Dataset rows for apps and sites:
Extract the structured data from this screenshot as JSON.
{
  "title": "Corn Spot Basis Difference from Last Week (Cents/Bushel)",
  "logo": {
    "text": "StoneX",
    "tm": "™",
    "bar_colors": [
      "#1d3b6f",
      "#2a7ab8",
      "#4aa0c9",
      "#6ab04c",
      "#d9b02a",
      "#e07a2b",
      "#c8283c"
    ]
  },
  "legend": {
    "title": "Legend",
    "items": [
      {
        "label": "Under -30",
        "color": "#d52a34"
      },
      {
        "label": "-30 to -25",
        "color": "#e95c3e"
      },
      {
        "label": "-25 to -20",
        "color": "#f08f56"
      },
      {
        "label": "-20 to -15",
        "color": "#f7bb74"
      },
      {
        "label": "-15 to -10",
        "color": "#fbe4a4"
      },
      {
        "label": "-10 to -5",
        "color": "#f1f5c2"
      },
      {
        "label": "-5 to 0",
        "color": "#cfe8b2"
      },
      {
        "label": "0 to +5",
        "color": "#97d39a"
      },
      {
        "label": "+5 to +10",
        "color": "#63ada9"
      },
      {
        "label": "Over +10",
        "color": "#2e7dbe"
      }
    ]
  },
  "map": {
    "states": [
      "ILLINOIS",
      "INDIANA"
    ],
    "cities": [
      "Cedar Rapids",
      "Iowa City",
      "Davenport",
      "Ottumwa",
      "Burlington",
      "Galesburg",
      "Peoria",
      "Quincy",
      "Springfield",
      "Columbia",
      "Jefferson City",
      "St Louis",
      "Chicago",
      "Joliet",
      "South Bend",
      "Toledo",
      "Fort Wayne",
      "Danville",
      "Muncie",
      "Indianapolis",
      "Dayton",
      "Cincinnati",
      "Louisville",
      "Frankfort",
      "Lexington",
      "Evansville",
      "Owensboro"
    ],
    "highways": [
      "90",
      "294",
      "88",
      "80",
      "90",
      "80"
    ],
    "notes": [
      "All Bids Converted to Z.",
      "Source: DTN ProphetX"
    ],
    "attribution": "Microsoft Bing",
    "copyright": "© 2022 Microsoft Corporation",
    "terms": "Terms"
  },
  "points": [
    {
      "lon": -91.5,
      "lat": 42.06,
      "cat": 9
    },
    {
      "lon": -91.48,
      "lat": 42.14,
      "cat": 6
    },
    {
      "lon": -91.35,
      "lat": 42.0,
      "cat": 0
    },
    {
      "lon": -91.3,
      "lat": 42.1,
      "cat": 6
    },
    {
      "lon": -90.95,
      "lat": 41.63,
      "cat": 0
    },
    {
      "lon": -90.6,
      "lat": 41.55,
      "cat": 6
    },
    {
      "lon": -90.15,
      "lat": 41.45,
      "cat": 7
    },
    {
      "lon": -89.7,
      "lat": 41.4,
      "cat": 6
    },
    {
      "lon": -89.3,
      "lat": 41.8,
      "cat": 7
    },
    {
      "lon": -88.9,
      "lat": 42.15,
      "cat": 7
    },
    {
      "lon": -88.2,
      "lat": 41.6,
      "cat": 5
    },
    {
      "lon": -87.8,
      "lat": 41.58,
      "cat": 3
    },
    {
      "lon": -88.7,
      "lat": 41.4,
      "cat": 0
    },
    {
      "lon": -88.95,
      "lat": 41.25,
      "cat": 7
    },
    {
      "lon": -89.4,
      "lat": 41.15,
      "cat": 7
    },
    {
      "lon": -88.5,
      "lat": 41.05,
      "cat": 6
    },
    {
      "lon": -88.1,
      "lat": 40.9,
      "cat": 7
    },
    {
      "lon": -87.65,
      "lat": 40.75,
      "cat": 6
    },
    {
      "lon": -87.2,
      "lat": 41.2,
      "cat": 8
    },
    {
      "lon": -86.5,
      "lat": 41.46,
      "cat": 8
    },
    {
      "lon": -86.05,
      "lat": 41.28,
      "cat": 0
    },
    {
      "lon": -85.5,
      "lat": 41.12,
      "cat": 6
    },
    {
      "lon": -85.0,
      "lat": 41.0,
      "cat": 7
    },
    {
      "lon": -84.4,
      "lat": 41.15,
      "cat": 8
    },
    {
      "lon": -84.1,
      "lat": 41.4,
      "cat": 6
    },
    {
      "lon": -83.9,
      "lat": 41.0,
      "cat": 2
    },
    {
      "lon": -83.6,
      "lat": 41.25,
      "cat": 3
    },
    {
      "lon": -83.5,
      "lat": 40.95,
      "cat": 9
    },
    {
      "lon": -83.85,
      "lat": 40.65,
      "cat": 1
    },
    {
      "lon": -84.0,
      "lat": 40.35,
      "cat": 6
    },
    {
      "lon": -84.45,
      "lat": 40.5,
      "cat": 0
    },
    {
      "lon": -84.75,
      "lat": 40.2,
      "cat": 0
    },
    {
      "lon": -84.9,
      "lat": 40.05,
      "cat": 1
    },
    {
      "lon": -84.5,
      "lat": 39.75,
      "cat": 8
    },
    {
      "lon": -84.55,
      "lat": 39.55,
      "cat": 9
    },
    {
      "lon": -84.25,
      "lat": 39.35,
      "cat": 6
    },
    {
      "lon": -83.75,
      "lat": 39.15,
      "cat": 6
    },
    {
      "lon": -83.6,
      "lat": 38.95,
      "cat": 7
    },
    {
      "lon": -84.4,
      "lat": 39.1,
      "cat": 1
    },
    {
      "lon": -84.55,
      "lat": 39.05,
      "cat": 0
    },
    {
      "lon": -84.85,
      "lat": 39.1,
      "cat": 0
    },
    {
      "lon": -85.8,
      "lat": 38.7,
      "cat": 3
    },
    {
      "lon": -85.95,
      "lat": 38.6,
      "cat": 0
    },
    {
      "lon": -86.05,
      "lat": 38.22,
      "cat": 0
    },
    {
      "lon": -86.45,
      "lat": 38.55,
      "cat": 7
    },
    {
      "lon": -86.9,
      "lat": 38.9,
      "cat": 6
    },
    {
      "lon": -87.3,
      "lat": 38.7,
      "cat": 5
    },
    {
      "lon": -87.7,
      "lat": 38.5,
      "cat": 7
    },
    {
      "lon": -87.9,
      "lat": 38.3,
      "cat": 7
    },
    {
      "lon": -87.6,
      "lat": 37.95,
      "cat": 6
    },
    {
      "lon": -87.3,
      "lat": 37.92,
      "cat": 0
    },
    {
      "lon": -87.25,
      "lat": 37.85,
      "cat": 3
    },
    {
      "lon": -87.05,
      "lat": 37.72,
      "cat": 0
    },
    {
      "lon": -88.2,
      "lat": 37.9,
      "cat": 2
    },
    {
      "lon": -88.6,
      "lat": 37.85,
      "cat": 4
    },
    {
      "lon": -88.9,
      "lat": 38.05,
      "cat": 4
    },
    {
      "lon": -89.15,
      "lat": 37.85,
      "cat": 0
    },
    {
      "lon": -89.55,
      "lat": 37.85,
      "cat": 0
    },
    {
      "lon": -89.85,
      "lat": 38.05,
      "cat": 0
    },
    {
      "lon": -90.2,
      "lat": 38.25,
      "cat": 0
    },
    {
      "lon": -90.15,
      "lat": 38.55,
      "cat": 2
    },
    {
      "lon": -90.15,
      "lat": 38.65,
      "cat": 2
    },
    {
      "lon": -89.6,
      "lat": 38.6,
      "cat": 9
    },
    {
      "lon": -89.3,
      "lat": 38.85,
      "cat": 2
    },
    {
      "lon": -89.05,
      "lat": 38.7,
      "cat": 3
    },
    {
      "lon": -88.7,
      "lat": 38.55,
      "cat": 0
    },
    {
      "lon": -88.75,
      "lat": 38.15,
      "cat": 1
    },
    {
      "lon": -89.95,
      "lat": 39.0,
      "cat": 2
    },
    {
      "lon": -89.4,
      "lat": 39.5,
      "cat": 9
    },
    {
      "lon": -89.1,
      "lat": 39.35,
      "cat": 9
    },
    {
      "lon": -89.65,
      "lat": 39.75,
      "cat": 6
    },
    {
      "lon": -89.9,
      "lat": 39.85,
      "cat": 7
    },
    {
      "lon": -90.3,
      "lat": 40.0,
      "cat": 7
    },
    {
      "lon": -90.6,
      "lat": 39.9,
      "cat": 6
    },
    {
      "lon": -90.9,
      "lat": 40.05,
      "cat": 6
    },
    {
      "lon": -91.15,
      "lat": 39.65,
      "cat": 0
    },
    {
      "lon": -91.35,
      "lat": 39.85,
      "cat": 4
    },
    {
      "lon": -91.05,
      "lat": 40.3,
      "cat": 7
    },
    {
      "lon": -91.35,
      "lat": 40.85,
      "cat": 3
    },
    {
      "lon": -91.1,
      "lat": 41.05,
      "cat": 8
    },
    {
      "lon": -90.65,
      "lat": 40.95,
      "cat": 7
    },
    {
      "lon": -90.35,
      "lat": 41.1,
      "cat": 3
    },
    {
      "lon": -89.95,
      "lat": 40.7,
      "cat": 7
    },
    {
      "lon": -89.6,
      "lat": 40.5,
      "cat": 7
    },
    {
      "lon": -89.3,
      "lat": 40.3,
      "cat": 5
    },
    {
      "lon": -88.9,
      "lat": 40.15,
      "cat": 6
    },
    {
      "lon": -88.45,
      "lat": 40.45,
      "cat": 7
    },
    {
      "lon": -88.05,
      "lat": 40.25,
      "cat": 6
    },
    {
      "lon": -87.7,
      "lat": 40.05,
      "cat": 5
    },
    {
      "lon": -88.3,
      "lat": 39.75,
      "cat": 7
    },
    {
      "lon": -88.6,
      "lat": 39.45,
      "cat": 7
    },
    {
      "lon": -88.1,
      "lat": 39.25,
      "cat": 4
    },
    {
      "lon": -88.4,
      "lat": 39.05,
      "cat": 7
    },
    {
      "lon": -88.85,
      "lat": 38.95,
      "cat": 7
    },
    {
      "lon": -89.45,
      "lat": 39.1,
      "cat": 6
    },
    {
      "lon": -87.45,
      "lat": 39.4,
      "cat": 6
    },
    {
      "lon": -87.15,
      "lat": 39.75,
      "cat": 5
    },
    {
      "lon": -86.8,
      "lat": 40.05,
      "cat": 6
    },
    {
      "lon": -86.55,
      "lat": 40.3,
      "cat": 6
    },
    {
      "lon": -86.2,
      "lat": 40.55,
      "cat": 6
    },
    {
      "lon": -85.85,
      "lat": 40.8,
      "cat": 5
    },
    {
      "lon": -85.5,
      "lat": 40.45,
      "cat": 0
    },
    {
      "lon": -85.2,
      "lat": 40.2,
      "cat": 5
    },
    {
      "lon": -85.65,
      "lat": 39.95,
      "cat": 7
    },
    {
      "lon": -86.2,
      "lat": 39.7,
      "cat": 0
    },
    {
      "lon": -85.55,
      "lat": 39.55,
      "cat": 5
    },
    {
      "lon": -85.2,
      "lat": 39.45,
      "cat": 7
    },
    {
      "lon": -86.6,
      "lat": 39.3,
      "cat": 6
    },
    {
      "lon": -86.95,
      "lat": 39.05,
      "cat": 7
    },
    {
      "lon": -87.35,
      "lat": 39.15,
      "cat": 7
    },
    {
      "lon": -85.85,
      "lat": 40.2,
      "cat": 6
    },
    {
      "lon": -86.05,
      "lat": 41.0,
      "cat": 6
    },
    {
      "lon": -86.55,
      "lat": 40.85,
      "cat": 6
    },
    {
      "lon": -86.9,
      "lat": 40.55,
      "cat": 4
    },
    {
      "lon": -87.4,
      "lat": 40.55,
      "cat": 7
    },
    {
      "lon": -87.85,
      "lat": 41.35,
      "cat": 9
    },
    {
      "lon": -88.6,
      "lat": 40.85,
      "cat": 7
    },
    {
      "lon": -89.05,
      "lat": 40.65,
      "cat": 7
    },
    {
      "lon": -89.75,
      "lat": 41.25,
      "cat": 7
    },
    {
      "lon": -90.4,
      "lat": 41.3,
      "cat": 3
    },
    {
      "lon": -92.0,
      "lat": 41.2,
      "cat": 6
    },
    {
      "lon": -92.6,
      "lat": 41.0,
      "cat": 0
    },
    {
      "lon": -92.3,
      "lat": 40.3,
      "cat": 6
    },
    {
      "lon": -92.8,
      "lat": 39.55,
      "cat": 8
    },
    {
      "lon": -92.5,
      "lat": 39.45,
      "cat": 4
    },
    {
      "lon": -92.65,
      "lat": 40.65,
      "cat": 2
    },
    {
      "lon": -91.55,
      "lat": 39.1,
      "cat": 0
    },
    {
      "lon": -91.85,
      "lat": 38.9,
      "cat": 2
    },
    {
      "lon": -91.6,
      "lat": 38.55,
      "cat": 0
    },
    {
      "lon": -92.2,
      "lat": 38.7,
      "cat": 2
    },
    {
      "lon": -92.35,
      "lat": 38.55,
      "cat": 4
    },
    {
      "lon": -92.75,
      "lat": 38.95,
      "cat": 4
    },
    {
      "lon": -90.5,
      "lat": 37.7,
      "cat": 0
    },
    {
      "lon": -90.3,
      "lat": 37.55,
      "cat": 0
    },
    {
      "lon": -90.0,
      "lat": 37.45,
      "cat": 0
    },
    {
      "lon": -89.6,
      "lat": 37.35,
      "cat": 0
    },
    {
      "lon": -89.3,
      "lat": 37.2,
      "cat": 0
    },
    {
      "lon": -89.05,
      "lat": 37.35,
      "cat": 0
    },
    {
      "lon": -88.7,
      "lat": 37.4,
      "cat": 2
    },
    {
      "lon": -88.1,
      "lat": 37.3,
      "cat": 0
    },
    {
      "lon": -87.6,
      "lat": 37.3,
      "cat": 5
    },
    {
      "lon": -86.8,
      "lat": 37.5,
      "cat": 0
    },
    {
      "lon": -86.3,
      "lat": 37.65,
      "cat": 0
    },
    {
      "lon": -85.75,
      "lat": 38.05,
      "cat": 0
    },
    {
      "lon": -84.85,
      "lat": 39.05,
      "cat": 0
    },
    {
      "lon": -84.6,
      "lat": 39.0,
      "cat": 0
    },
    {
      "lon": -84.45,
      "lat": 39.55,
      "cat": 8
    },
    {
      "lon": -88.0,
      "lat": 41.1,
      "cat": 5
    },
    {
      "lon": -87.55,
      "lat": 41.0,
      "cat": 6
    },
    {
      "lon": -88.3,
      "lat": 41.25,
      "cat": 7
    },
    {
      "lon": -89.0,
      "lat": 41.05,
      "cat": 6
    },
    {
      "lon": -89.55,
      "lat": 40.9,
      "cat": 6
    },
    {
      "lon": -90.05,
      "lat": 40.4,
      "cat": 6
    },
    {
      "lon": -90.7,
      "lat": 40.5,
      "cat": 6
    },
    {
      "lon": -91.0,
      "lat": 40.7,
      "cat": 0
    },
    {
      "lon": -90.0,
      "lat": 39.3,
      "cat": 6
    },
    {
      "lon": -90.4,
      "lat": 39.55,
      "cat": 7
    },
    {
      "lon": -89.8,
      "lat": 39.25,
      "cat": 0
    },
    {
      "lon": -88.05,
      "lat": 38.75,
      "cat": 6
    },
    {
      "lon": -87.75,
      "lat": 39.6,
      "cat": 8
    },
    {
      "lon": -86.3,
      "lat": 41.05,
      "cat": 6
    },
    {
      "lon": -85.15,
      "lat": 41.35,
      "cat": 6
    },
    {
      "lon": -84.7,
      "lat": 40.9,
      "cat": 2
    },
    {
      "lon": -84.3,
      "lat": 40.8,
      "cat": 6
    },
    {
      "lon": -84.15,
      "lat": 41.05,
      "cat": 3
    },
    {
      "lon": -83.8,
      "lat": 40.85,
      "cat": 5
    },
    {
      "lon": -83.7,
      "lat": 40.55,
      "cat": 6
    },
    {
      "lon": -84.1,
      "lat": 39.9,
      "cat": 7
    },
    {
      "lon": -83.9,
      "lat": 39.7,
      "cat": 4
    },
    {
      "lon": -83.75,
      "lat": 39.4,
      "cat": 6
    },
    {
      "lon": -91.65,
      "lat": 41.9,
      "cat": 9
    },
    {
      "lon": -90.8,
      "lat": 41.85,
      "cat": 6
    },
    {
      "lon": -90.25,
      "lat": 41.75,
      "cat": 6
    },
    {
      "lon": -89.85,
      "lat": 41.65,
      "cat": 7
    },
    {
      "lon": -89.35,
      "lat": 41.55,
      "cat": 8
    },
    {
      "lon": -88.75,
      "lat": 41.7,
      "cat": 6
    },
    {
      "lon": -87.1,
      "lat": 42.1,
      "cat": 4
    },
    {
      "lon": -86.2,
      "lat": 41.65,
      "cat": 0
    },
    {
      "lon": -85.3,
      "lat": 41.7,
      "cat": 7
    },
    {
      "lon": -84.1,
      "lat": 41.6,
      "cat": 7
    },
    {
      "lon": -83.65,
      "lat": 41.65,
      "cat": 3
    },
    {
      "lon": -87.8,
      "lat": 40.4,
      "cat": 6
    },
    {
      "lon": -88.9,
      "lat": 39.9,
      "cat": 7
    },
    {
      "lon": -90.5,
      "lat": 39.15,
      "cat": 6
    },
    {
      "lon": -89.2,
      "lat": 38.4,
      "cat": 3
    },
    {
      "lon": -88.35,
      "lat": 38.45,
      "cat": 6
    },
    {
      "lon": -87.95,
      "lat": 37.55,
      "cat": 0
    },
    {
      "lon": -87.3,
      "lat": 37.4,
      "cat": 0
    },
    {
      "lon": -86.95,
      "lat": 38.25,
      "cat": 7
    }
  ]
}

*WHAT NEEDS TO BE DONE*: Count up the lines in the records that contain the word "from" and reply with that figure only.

*TASK SOLUTION*: 2